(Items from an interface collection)
────
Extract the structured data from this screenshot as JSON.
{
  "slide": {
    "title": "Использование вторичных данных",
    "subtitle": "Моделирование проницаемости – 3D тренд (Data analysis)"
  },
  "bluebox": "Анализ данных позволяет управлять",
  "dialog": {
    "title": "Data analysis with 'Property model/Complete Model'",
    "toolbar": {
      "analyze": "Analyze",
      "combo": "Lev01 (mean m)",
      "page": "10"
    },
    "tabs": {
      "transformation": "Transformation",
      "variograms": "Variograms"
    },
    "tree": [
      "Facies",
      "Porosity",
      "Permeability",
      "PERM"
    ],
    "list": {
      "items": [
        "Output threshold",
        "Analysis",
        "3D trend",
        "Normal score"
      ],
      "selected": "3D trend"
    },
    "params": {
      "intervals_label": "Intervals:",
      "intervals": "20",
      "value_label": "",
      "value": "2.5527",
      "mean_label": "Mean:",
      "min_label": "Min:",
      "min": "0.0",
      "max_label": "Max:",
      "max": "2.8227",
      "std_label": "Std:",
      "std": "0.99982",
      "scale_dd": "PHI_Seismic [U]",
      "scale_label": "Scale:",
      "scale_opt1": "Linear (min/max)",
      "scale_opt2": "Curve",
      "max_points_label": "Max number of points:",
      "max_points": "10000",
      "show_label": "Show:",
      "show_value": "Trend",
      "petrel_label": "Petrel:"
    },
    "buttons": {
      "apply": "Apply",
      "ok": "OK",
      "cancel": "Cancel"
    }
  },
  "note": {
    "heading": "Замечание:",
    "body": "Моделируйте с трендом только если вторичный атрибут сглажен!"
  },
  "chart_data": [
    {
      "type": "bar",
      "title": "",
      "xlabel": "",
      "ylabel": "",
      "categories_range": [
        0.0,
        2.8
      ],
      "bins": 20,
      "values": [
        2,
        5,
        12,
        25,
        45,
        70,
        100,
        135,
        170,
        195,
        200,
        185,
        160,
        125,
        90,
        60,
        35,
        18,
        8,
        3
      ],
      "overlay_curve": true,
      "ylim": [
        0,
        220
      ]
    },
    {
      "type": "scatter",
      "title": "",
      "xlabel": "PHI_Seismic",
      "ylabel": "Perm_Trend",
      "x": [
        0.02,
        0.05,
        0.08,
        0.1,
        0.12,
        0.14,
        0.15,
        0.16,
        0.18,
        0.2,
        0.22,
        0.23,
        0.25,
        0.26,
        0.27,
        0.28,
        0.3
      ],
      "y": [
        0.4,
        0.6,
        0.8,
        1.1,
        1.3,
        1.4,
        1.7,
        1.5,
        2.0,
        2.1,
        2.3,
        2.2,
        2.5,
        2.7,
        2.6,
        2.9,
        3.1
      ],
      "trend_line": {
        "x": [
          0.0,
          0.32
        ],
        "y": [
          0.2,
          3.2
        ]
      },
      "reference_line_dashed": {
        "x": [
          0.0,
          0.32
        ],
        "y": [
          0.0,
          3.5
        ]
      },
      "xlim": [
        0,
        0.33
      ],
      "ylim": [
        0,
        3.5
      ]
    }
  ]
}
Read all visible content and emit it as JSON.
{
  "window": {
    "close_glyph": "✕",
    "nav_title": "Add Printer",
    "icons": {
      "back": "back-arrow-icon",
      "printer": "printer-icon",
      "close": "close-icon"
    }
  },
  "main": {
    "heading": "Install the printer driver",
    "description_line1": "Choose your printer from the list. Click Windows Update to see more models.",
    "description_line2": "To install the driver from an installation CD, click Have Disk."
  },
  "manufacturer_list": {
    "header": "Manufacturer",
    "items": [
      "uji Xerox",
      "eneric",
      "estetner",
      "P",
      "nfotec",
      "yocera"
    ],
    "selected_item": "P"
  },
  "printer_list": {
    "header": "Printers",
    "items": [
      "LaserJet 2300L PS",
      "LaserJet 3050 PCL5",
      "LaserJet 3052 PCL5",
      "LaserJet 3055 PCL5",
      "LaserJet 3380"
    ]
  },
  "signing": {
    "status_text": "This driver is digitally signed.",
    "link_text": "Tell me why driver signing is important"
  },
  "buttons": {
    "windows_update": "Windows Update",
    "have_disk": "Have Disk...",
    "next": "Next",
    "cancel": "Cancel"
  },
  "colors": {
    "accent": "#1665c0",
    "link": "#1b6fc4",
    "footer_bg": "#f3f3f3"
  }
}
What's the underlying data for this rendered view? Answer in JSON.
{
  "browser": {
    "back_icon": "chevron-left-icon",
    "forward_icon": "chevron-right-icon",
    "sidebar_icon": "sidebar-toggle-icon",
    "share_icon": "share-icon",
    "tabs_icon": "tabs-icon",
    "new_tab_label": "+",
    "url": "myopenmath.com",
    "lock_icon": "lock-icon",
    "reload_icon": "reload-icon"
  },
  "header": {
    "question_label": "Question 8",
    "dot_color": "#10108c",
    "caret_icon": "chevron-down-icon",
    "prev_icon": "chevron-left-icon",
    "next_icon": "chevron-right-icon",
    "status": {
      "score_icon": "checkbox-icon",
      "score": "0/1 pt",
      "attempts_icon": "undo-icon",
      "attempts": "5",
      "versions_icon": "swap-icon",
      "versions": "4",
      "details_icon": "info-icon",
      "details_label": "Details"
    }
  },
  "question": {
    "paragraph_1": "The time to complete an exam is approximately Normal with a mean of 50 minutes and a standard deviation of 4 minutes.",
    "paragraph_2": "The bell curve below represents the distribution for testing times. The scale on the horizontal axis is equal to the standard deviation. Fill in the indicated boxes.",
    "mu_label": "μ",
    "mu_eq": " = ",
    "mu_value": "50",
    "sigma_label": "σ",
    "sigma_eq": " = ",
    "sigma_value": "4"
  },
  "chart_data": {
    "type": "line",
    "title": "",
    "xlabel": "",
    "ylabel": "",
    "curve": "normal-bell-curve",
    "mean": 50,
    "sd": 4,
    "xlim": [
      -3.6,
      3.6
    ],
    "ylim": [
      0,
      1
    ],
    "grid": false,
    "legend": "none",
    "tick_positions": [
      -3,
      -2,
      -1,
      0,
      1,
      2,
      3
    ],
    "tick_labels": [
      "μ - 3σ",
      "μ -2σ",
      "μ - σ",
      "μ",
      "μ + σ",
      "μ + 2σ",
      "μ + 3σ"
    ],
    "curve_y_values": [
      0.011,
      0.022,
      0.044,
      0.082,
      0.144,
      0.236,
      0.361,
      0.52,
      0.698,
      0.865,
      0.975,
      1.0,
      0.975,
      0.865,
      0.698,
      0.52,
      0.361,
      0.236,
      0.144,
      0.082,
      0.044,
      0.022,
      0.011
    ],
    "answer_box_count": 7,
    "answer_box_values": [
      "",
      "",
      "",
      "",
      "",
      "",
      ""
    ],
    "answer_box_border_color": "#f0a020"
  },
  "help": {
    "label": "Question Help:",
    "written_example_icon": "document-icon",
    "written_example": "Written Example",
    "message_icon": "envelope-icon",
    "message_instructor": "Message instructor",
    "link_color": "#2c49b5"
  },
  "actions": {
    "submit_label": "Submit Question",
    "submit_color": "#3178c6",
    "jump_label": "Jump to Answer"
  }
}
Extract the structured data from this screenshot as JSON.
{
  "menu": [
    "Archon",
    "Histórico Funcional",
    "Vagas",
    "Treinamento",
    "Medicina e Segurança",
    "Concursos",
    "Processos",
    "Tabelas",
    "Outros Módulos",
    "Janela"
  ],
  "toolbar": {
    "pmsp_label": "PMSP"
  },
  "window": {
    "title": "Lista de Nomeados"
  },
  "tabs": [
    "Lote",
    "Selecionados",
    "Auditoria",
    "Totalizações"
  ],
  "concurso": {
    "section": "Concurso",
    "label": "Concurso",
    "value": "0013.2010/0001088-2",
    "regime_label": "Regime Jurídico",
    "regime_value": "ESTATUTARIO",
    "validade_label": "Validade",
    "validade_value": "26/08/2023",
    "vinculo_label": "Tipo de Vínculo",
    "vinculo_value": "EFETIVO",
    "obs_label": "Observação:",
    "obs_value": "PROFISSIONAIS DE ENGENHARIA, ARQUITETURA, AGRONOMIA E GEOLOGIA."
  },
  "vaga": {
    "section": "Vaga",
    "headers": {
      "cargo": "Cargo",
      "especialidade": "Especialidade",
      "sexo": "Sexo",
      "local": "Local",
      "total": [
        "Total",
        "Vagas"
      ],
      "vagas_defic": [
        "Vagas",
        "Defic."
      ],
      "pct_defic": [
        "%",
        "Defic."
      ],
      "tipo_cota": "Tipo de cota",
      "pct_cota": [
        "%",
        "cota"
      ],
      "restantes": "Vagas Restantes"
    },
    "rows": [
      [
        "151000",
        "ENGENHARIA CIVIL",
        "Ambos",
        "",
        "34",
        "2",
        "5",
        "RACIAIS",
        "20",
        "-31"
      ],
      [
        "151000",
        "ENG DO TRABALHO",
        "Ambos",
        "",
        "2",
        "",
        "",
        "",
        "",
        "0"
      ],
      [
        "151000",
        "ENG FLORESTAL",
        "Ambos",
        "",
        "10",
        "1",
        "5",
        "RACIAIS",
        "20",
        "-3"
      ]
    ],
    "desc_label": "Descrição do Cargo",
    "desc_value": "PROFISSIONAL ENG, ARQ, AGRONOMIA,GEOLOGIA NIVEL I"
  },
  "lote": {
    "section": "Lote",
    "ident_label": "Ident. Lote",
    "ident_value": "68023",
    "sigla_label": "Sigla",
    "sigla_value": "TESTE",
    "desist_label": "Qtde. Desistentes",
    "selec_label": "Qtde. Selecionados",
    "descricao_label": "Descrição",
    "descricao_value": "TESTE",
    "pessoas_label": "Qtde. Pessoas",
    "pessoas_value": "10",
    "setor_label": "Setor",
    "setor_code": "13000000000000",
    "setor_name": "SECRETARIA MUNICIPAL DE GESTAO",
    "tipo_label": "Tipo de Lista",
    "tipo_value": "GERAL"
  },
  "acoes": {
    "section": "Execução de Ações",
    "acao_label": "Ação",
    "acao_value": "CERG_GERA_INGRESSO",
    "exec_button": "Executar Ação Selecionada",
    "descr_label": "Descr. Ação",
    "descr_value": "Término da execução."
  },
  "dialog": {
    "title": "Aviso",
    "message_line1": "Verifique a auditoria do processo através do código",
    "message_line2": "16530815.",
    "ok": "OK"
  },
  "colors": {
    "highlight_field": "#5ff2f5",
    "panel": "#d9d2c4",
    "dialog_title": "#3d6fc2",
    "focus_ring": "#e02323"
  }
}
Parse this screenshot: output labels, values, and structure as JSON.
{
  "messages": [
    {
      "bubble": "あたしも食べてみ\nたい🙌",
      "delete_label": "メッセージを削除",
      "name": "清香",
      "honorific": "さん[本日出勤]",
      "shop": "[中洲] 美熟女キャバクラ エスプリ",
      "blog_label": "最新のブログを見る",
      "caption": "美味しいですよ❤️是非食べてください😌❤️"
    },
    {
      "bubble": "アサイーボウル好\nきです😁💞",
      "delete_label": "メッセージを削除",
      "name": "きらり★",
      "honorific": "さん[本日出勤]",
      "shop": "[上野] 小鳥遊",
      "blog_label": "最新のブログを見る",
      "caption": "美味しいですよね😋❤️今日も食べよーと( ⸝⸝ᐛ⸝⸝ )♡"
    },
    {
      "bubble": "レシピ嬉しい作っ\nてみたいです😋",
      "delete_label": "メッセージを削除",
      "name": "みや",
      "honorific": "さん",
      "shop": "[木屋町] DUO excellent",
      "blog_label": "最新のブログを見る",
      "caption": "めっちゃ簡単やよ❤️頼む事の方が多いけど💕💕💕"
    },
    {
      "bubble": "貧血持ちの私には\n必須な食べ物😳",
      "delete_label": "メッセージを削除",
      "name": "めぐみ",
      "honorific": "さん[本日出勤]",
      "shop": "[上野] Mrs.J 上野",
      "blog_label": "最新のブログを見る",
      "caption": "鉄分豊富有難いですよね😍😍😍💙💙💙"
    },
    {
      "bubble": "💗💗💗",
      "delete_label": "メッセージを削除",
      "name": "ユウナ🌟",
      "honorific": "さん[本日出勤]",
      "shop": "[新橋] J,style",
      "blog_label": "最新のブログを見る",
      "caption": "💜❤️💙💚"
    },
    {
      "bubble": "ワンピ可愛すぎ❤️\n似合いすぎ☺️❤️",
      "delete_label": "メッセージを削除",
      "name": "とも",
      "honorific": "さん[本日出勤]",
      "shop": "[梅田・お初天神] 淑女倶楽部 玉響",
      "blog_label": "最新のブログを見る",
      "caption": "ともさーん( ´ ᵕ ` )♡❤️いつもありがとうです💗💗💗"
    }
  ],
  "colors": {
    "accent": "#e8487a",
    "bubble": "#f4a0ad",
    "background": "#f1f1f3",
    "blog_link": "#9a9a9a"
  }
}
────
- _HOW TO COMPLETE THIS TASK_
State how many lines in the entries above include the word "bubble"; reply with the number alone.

- _PROBLEM SOLUTION_
7